Community spirit and support was evident in the well attended event. In addition to community residents, our guests and attendees included friends, family, politicians, ministers, Douglass Academy faculty and staff, local school council representatives, an Austin Branch librarian, members of Root Riot Oak Park and other community gardens, faculty of Dominican University, and others.
Media coverage included ABC 7 News, The Austin Voice, and Austin Weekly. A crew from Conscious TV filmed the event and interviewed Root-Riot cofounders Amy Beltemacchi and Seamus Ford and others.
The program began with drum selections by students Michelle Keaton and Joron Sanders. Student DeAndre Robinson gave the welcoming remarks. Alderman Deborah Graham was the emcee. We heard spoken word poetry by “Mama” Brenda Matthews and Anthony T. Raggs. An Afro centric libation ceremony, with drum accompaniment, was performed by Ms. Sheree Blakemore of Youth Guidance. Student Cletina Smith sang a solo. One of the highlights of the program was the “peace gathering” in which the entire congregation formed a circle; each person in the circle expressed a thought on what the garden or community meant to them. The program portion of the dedication ended with closing remarks from Amy Beltemacchi and a visibly moved Seamus Ford.
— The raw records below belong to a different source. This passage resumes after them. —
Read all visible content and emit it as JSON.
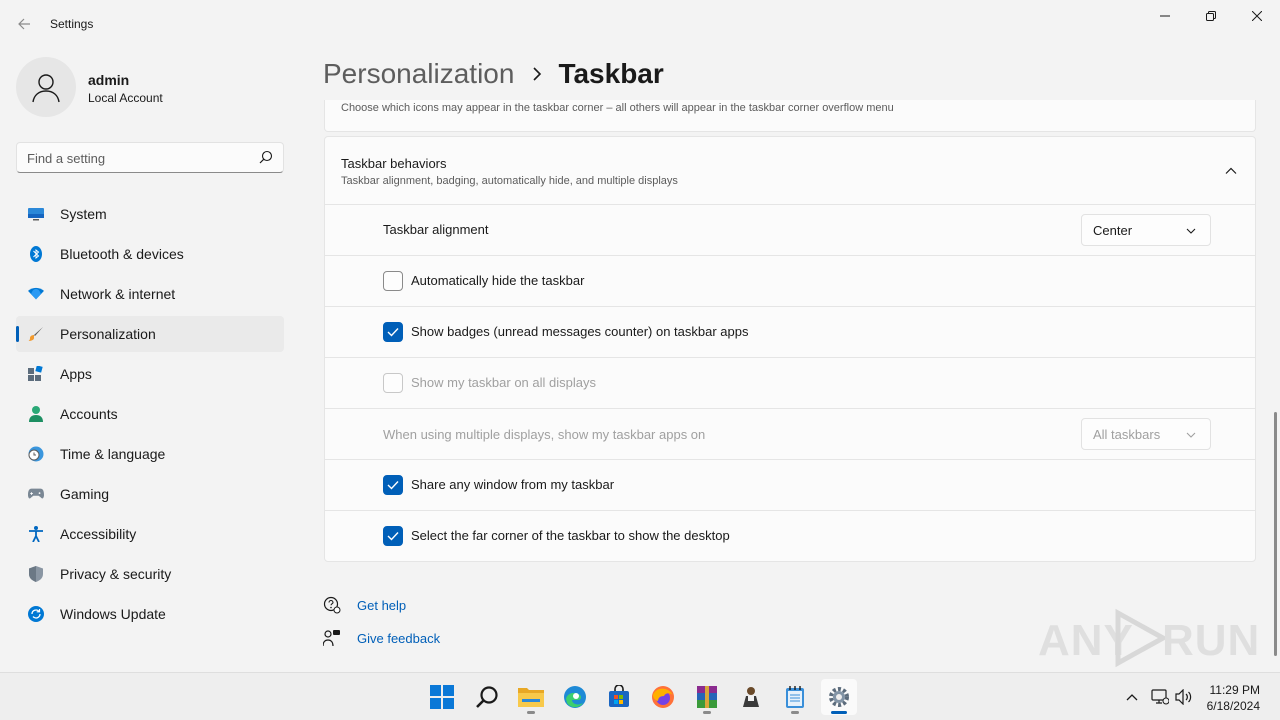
{
  "window": {
    "title": "Settings"
  },
  "profile": {
    "name": "admin",
    "account_type": "Local Account"
  },
  "search": {
    "placeholder": "Find a setting"
  },
  "nav": {
    "items": [
      {
        "label": "System",
        "icon": "monitor-icon",
        "active": false
      },
      {
        "label": "Bluetooth & devices",
        "icon": "bluetooth-icon",
        "active": false
      },
      {
        "label": "Network & internet",
        "icon": "wifi-icon",
        "active": false
      },
      {
        "label": "Personalization",
        "icon": "brush-icon",
        "active": true
      },
      {
        "label": "Apps",
        "icon": "apps-icon",
        "active": false
      },
      {
        "label": "Accounts",
        "icon": "person-icon",
        "active": false
      },
      {
        "label": "Time & language",
        "icon": "clock-globe-icon",
        "active": false
      },
      {
        "label": "Gaming",
        "icon": "gamepad-icon",
        "active": false
      },
      {
        "label": "Accessibility",
        "icon": "accessibility-icon",
        "active": false
      },
      {
        "label": "Privacy & security",
        "icon": "shield-icon",
        "active": false
      },
      {
        "label": "Windows Update",
        "icon": "update-icon",
        "active": false
      }
    ]
  },
  "header": {
    "parent": "Personalization",
    "current": "Taskbar"
  },
  "corner_overflow": {
    "description": "Choose which icons may appear in the taskbar corner – all others will appear in the taskbar corner overflow menu"
  },
  "behaviors": {
    "title": "Taskbar behaviors",
    "description": "Taskbar alignment, badging, automatically hide, and multiple displays",
    "alignment_label": "Taskbar alignment",
    "alignment_value": "Center",
    "auto_hide_label": "Automatically hide the taskbar",
    "auto_hide_checked": false,
    "badges_label": "Show badges (unread messages counter) on taskbar apps",
    "badges_checked": true,
    "all_displays_label": "Show my taskbar on all displays",
    "all_displays_checked": false,
    "multi_display_label": "When using multiple displays, show my taskbar apps on",
    "multi_display_value": "All taskbars",
    "share_window_label": "Share any window from my taskbar",
    "share_window_checked": true,
    "far_corner_label": "Select the far corner of the taskbar to show the desktop",
    "far_corner_checked": true
  },
  "links": {
    "help": "Get help",
    "feedback": "Give feedback"
  },
  "watermark": {
    "text_left": "ANY",
    "text_right": "RUN"
  },
  "taskbar": {
    "apps": [
      "start-icon",
      "search-icon",
      "file-explorer-icon",
      "edge-icon",
      "store-icon",
      "firefox-icon",
      "winrar-icon",
      "person-app-icon",
      "notepad-icon",
      "settings-icon"
    ],
    "time": "11:29 PM",
    "date": "6/18/2024"
  },
  "colors": {
    "accent": "#005fb8",
    "background": "#f3f3f3",
    "card": "#fbfbfb"
  }
}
The dedication ceremony included posting our first message on the message board donated by Cook County Commissioner Earlean Collins. Commissioner Collins, who attended the dedication ceremony, also donated the flowers in the parkway garden. The students unveiled their newest signs, designed by student DeAngelo Mills. Librarian Joanne Grant, of the Austin Branch Library, displayed a totem pole decorated by Douglass Academy students.
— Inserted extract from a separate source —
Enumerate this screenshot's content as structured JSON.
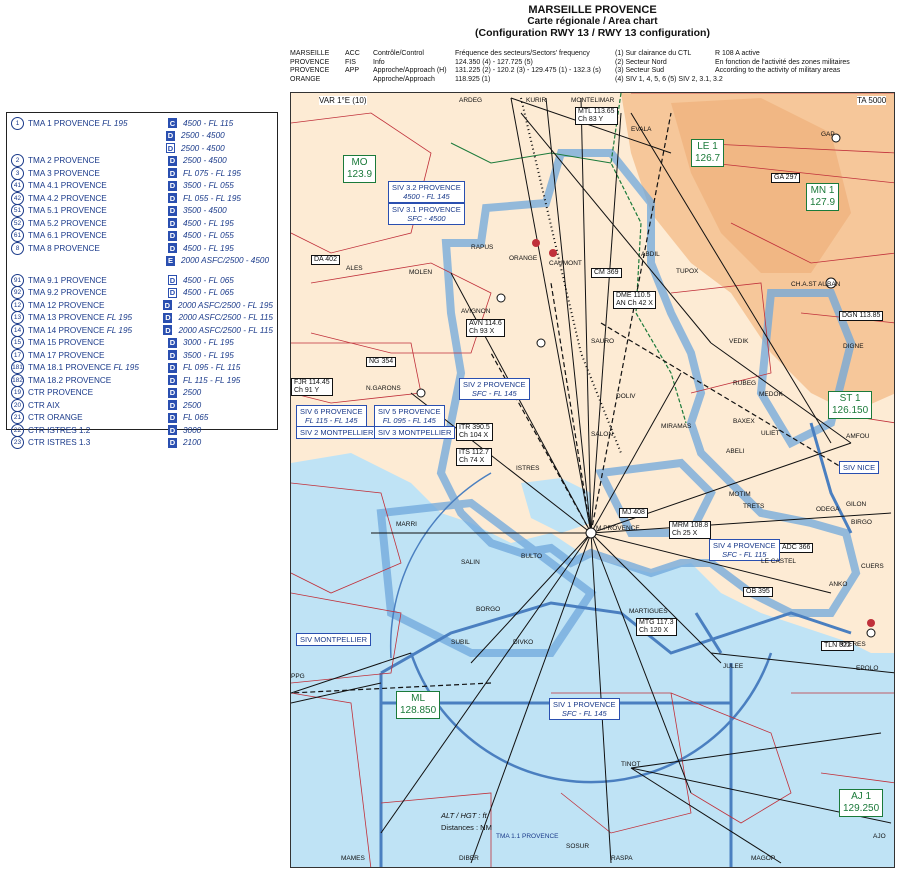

Also, on display as part of the students’ micro-enterprise endeavor, were cold frames. The students are building and accepting orders for cold frames. Root Riot t-shirts are also available for purchase; the colors are kelly green or earth-tone.